- What you will do:
When a line below contains the word "remove", it counts toward the total; give that total and nothing besides.

Interface dataset entries:
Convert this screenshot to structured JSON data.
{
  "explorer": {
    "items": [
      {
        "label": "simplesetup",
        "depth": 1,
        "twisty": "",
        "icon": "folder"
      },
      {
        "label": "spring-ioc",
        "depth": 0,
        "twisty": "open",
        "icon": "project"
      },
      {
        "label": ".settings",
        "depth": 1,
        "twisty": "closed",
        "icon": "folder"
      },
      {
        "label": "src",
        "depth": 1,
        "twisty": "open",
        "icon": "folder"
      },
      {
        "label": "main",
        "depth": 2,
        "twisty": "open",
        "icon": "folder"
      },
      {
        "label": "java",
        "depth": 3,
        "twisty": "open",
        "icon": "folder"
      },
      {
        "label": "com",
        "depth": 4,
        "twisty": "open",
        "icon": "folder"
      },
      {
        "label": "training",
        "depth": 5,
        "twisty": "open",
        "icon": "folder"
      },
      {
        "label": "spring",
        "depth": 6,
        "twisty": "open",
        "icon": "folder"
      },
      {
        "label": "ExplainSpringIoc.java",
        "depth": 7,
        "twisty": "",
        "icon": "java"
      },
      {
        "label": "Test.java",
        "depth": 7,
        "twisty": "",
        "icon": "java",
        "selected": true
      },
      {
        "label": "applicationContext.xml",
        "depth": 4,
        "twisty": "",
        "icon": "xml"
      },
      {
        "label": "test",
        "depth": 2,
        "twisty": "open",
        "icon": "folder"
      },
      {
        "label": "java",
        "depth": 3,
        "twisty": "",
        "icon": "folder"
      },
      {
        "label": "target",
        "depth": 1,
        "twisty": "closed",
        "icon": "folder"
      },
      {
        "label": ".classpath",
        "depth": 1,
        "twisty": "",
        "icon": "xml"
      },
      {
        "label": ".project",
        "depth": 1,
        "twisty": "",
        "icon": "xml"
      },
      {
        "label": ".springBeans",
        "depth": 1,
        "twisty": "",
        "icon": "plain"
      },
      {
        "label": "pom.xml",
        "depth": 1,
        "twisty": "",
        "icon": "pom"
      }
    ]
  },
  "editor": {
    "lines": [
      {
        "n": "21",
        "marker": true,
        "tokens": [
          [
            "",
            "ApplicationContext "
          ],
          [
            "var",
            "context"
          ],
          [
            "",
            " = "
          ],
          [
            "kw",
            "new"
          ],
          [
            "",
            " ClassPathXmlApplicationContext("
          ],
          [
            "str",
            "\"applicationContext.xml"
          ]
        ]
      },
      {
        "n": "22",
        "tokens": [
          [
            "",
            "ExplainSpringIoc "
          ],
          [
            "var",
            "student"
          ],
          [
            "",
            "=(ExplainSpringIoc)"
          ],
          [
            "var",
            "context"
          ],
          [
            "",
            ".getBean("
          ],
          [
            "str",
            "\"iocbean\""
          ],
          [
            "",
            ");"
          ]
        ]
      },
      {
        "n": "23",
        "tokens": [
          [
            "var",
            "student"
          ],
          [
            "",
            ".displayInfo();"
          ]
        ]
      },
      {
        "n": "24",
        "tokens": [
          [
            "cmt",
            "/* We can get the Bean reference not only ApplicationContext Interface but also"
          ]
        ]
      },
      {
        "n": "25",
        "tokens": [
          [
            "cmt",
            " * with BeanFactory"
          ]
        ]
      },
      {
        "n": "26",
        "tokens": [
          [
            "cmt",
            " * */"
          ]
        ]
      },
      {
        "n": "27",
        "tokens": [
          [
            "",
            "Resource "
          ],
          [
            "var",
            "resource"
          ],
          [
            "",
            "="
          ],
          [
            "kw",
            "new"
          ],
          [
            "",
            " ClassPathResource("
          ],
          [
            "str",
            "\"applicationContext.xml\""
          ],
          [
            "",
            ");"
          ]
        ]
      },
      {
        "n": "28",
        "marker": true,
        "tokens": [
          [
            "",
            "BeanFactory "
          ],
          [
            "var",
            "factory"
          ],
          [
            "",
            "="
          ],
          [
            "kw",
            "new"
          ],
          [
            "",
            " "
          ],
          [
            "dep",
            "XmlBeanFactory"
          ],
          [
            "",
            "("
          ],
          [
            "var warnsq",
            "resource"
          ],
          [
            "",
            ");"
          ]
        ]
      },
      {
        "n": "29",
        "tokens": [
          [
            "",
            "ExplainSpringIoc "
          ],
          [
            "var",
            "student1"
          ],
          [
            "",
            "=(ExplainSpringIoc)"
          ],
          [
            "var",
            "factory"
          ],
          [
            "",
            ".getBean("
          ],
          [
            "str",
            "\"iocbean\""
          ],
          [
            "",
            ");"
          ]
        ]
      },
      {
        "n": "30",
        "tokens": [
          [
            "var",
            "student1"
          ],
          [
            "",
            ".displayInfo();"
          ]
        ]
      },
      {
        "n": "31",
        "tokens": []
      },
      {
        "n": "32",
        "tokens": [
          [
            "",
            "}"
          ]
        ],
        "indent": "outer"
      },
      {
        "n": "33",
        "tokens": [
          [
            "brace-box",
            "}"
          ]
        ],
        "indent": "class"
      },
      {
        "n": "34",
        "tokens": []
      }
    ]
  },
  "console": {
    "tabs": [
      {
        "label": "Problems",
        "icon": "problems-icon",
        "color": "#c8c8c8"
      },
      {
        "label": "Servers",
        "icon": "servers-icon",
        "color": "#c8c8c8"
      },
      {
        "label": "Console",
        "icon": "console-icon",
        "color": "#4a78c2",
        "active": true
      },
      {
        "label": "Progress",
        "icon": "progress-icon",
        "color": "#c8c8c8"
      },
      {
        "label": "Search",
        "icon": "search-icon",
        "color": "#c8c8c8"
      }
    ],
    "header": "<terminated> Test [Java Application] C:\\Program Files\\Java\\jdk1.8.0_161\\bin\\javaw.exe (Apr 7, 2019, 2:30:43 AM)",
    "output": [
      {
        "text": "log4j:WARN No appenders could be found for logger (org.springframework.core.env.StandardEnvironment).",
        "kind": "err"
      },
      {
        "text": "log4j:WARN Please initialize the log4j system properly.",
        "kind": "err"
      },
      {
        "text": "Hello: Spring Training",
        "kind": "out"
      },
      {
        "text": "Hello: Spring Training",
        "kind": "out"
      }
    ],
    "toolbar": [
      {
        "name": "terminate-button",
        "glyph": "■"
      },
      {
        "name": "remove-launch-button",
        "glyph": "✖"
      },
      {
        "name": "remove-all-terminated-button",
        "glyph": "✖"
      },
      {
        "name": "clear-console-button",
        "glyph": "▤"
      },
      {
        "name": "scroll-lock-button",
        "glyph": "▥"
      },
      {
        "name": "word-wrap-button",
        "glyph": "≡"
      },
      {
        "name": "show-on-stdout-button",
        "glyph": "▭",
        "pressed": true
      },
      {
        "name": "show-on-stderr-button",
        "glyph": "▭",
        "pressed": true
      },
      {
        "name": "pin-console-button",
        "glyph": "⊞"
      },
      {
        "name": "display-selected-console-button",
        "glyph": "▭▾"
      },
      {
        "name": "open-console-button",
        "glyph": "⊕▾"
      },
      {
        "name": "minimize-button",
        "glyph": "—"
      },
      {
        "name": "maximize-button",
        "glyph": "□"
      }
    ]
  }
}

- Answer section:
2